The Alaska Personnel Board on Tuesday dismissed an ethics complaint against former attorney general Gregg Renkes after the parties involved reached a settlement.
Under the settlement, the allegations against Renkes will be dropped and the files collected by an outside investigator hired by Gov. Frank Murkowski are to be made public.
Also, the independent counsel hired by the personnel board will be able to complete his analysis of whether the amount of KFx Inc. stock Renkes owned was significant enough to be considered a conflict of interest.
But finding Renkes' stock holdings significant will not be enough to conclude he violated the state's ethics laws, according to the settlement agreement released by the personnel board.
"The board will not entertain any other or further complaints against Renkes based upon any (of) the facts or circumstances giving rise to the complaint," the settlement read.
Renkes owned more than $100,000 in KFx stock when his holdings in the company were revealed last October.
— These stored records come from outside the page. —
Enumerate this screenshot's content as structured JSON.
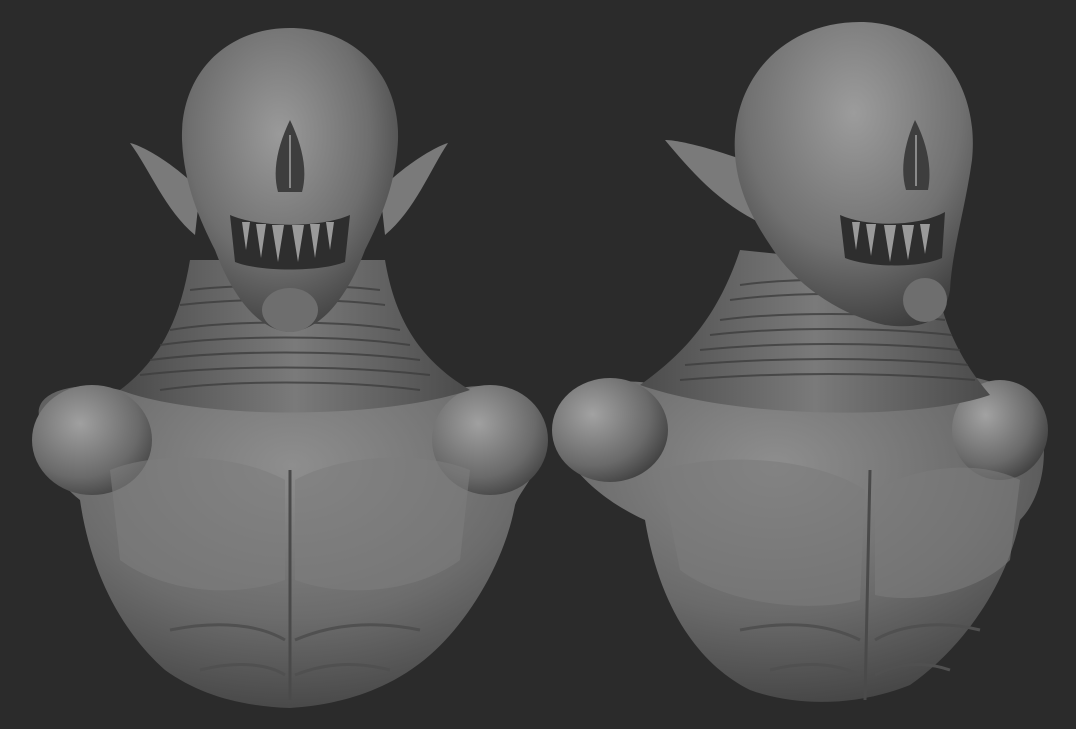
{
  "scene": {
    "background_color": "#2b2b2b",
    "material_color": "#8a8a8a",
    "views": [
      {
        "name": "front-view"
      },
      {
        "name": "three-quarter-view"
      }
    ]
  }
}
KFx was included in an agreement between Alaska and Taiwan to market Cook Inlet coal for export. It was a deal that Renkes played a major role in shaping.
The personnel board also will be able to give an opinion on whether Murkowski followed the proper procedure for investigating alleged ethics violations by one of his cabinet members.
The agreement released by the personnel board does not specify a timeline for delivering its opinions.
The agreement was signed by Renkes, board chairwoman Debra English and independent counsel Thomas Daniel.
Renkes, who resigned in February, did not immediately return a call to his cell phone on Monday. Murkowski spokeswoman Becky Hultberg declined to comment on the board looking into the procedure Murkowski followed.
For all other matters, Hultberg said, "This is between Gregg Renkes and the personnel board."
Rep. Eric Croft, D-Anchorage, and former Wasilla mayor Sarah Palin had filed the complaint against Renkes. Croft said Monday the agreement satisfies the three main objectives he and Palin had in submitting the complaint.
"This achieves the goals we had on openness, the right process and the right rules," Croft said.
Murkowski had hired former U.S. Attorney Robert Bundy to investigate allegations against Renkes. In January, Bundy released his findings that Renkes did not own enough KFx stock to be considered legally significant to constitute an ethics breach.
Bundy did conclude that Renkes should have sought an outside opinion before becoming involved in the Alaska-Taiwan deal, and Murkowski sent Renkes a letter of reprimand.
Renkes resigned a little more than two weeks later, saying he wanted to remove his family from the politics of personal destruction.
Bundy recommended in his report that the state establish clear guidelines on how much interest a state employee can have in a company doing business with Alaska.
The personnel board also plans to issue an opinion on Bundy's recommendation, and may make recommendations of its own, according to the settlement.